Tailoring vaccination strategies to meet challenges

Of course there is no one-size-fits-all solution to this global health challenge. Often those infants who are missing out on vaccinations live in rural, isolated communities and urban slums in some of the world’s poorest communities. Many also live in areas that are seriously affected by conflict or insecurity.

We do know what needs to be done and the tools and the capacity do already exist in most countries. We need to work at both global and country levels to mobilize resources and support immunization in each and every community. This involves micro-planning to tailor vaccination strategies to suit the needs of myriad different situations and environments, it involves finding new ways to simplify vaccine processes in the field, and it involves monitoring outcomes, measuring progress and taking collective actions.

The hallmark of successful immunization programmes is their simplicity – they can be adapted to every setting, even where there is conflict or other crises. They work at all different levels of health systems to ensure sustainable delivery of immunization services, be it in fixed health facilities or through outreach and mobile vaccinators, so that each child is reached.

Closing the immunization gap through accountability

At the grassroots level, community leaders have an important role to play in immunization programmes, ensuring that parents and caregivers understand the importance of vaccination. Ensuring accountability at every stage of immunization programmes is critical. In Nigeria, which is on the verge of eradicating polio, local government officials are held accountable for vaccinating children, thus ensuring better management of polio campaigns and of the resources that are allocated to them.
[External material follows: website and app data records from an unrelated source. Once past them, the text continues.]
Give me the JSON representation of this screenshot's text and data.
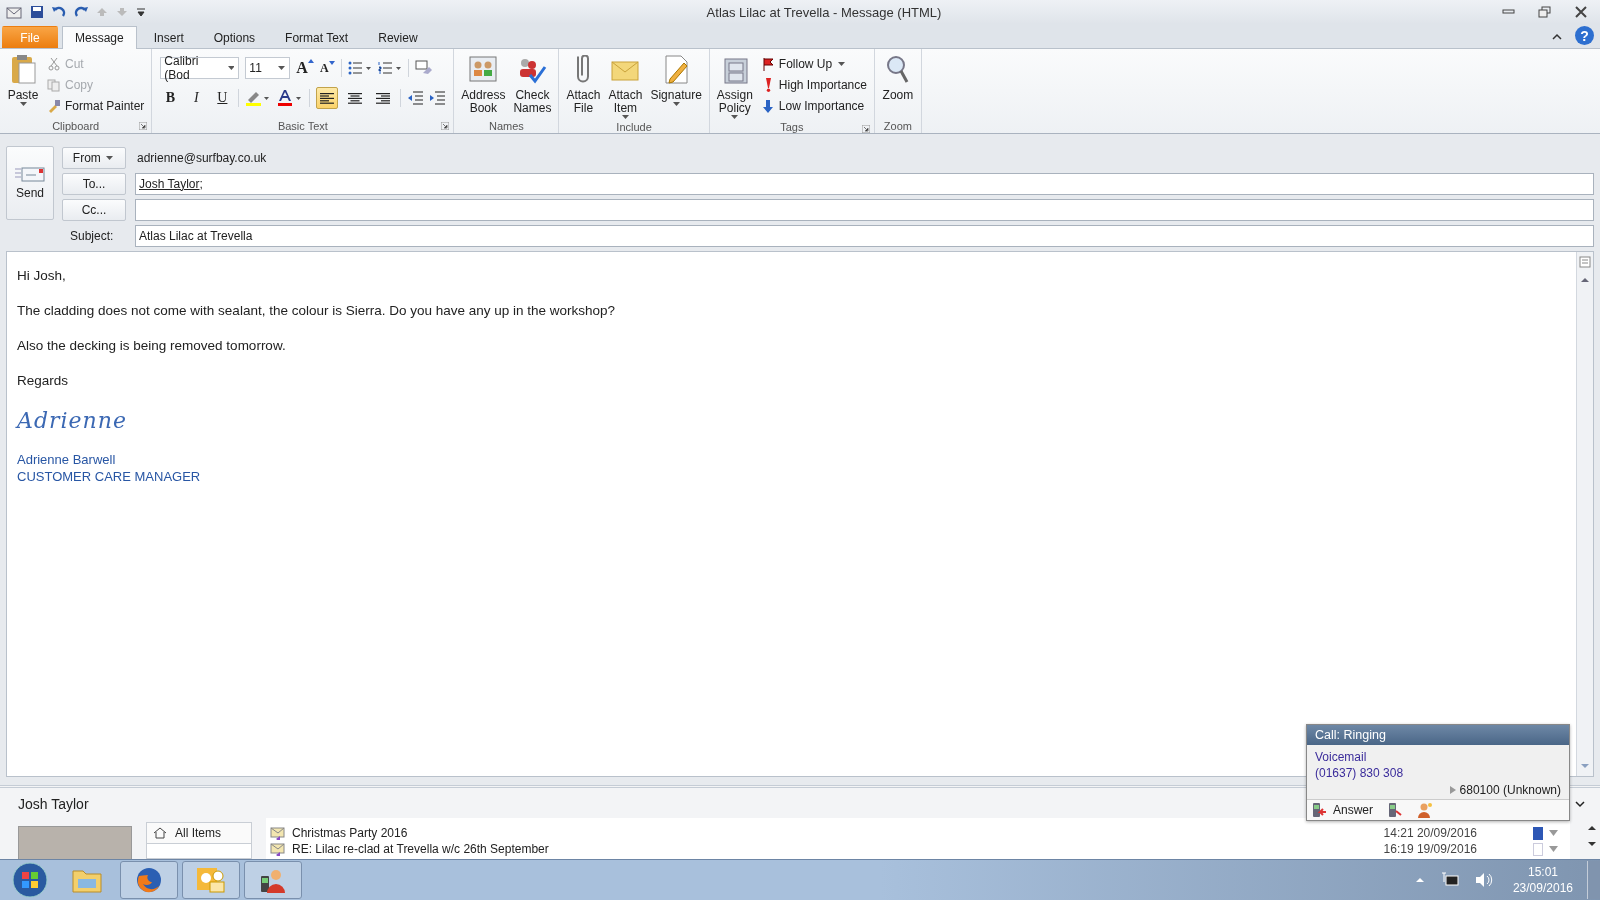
{
  "window": {
    "title": "Atlas Lilac at Trevella  -  Message (HTML)"
  },
  "tabs": [
    {
      "label": "File",
      "kind": "file",
      "selected": false
    },
    {
      "label": "Message",
      "kind": "tab",
      "selected": true
    },
    {
      "label": "Insert",
      "kind": "tab",
      "selected": false
    },
    {
      "label": "Options",
      "kind": "tab",
      "selected": false
    },
    {
      "label": "Format Text",
      "kind": "tab",
      "selected": false
    },
    {
      "label": "Review",
      "kind": "tab",
      "selected": false
    }
  ],
  "ribbon": {
    "groups": [
      {
        "label": "Clipboard",
        "kind": "buttons",
        "large": [
          {
            "label": "Paste",
            "dropdown": true
          }
        ],
        "small": [
          {
            "label": "Cut",
            "disabled": true,
            "dropdown": false
          },
          {
            "label": "Copy",
            "disabled": true,
            "dropdown": false
          },
          {
            "label": "Format Painter",
            "disabled": false,
            "dropdown": false
          }
        ]
      },
      {
        "label": "Basic Text",
        "kind": "text",
        "font": "Calibri (Bod",
        "size": "11",
        "grow": "A",
        "shrink": "A",
        "bold": "B",
        "italic": "I",
        "underline": "U",
        "alignments": [
          {
            "selected": true
          },
          {
            "selected": false
          },
          {
            "selected": false
          }
        ]
      },
      {
        "label": "Names",
        "kind": "buttons",
        "large": [
          {
            "label": "Address Book",
            "dropdown": false
          },
          {
            "label": "Check Names",
            "dropdown": false
          }
        ]
      },
      {
        "label": "Include",
        "kind": "buttons",
        "large": [
          {
            "label": "Attach File",
            "dropdown": false
          },
          {
            "label": "Attach Item",
            "dropdown": true
          },
          {
            "label": "Signature",
            "dropdown": true
          }
        ]
      },
      {
        "label": "Tags",
        "kind": "buttons",
        "large": [
          {
            "label": "Assign Policy",
            "dropdown": true
          }
        ],
        "small": [
          {
            "label": "Follow Up",
            "disabled": false,
            "dropdown": true
          },
          {
            "label": "High Importance",
            "disabled": false,
            "dropdown": false
          },
          {
            "label": "Low Importance",
            "disabled": false,
            "dropdown": false
          }
        ]
      },
      {
        "label": "Zoom",
        "kind": "buttons",
        "large": [
          {
            "label": "Zoom",
            "dropdown": false
          }
        ]
      }
    ],
    "help": "?"
  },
  "send": {
    "label": "Send"
  },
  "fields": [
    {
      "label": "From",
      "kind": "from",
      "value": "adrienne@surfbay.co.uk"
    },
    {
      "label": "To...",
      "kind": "input",
      "value": "Josh Taylor",
      "suffix": ";"
    },
    {
      "label": "Cc...",
      "kind": "input"
    },
    {
      "label": "Subject:",
      "kind": "subject",
      "value": "Atlas Lilac at Trevella"
    }
  ],
  "body": {
    "paragraphs": [
      "Hi Josh,",
      "The cladding does not come with sealant, the colour is Sierra.  Do you have any up in the workshop?",
      "Also the decking is being removed tomorrow.",
      "Regards"
    ],
    "signature_script": "Adrienne",
    "signature_name": "Adrienne Barwell",
    "signature_title": "CUSTOMER CARE MANAGER"
  },
  "people_pane": {
    "name": "Josh Taylor",
    "nav": [
      {
        "label": "All Items",
        "selected": true
      }
    ],
    "items": [
      {
        "subject": "Christmas Party 2016",
        "time": "14:21  20/09/2016",
        "flagged": true
      },
      {
        "subject": "RE: Lilac re-clad at Trevella w/c 26th September",
        "time": "16:19  19/09/2016",
        "flagged": false
      }
    ]
  },
  "call_popup": {
    "title": "Call: Ringing",
    "caller": "Voicemail",
    "number": "(01637) 830 308",
    "extension": "680100  (Unknown)",
    "answer": "Answer"
  },
  "taskbar": {
    "time": "15:01",
    "date": "23/09/2016"
  }
}
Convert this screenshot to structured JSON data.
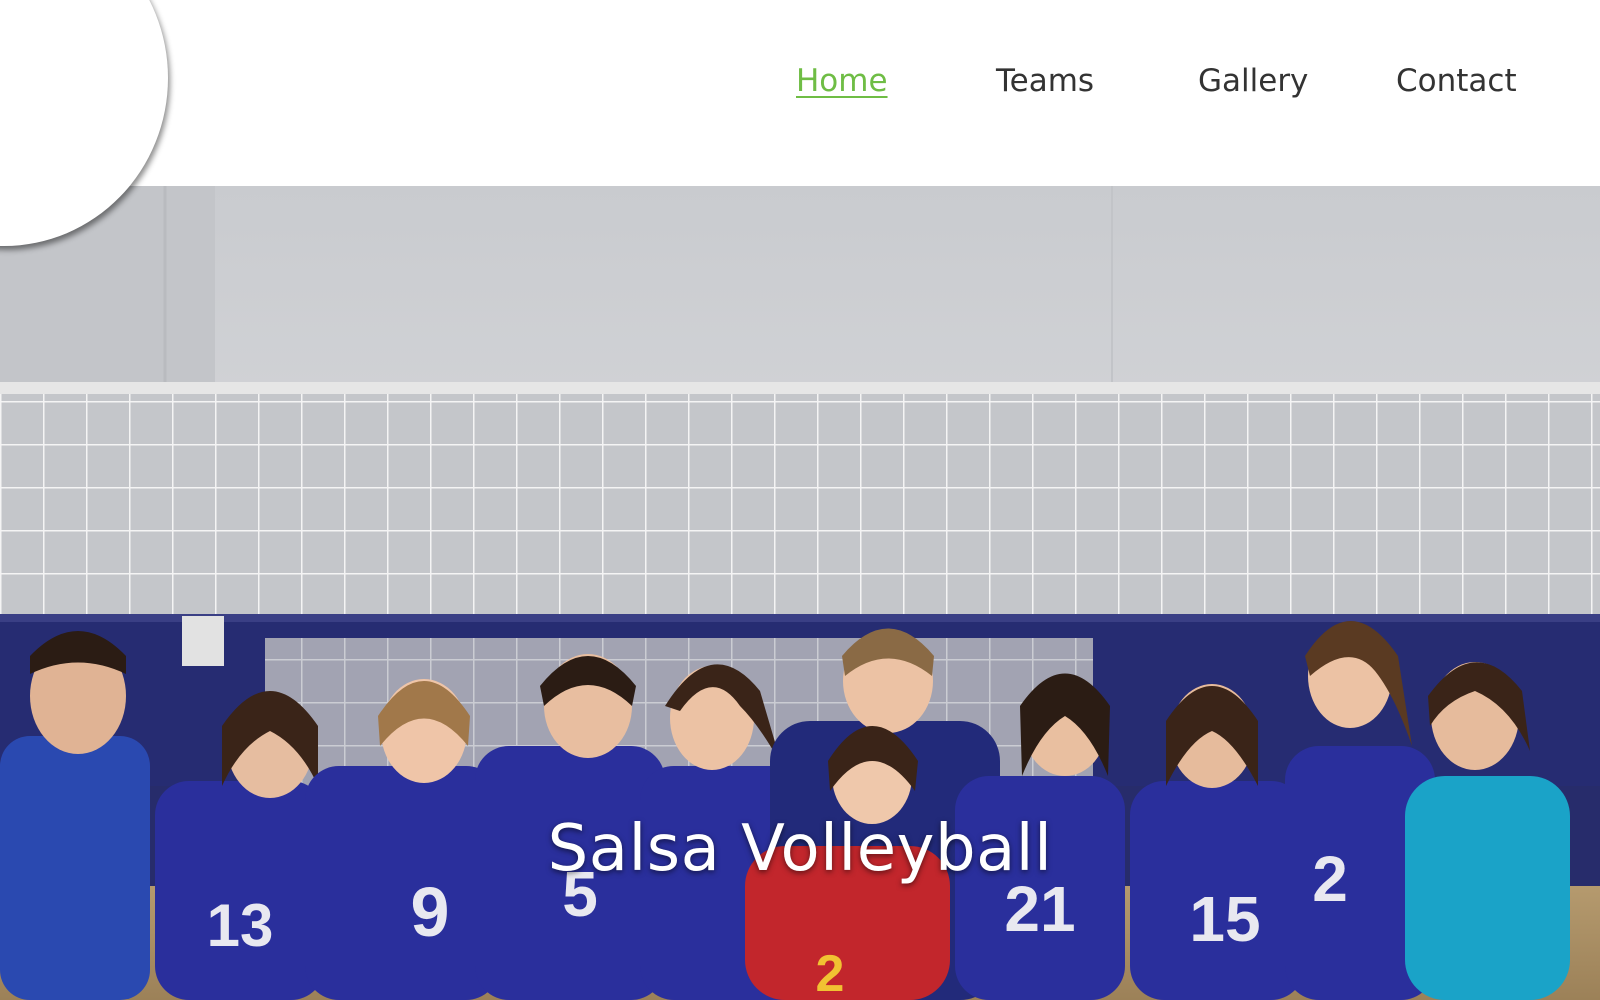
{
  "nav": {
    "items": [
      {
        "label": "Home",
        "active": true
      },
      {
        "label": "Teams",
        "active": false
      },
      {
        "label": "Gallery",
        "active": false
      },
      {
        "label": "Contact",
        "active": false
      }
    ],
    "active_color": "#6fbd45",
    "text_color": "#333333"
  },
  "hero": {
    "title": "Salsa Volleyball",
    "image_alt": "team-photo"
  },
  "colors": {
    "jersey_blue": "#2a2f9c",
    "wall_navy": "#262c72",
    "teal_shirt": "#1aa3c8",
    "red_jersey": "#c2262c"
  }
}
To fulfil our vision of a world free of vaccine-preventable diseases, each key player must fulfil their mandate from parents, to health workers, to programme managers, governments and partners.

Together we can close the immunization gap. When I began my career in public health 34 years ago, I could not have imagined that in my working life I would witness an Africa free of polio. We are so close to achieving this goal now. My dream now is to see much faster improvement in routine immunization coverage so that in 2 years’ time we are not still talking about how to reach that fifth child.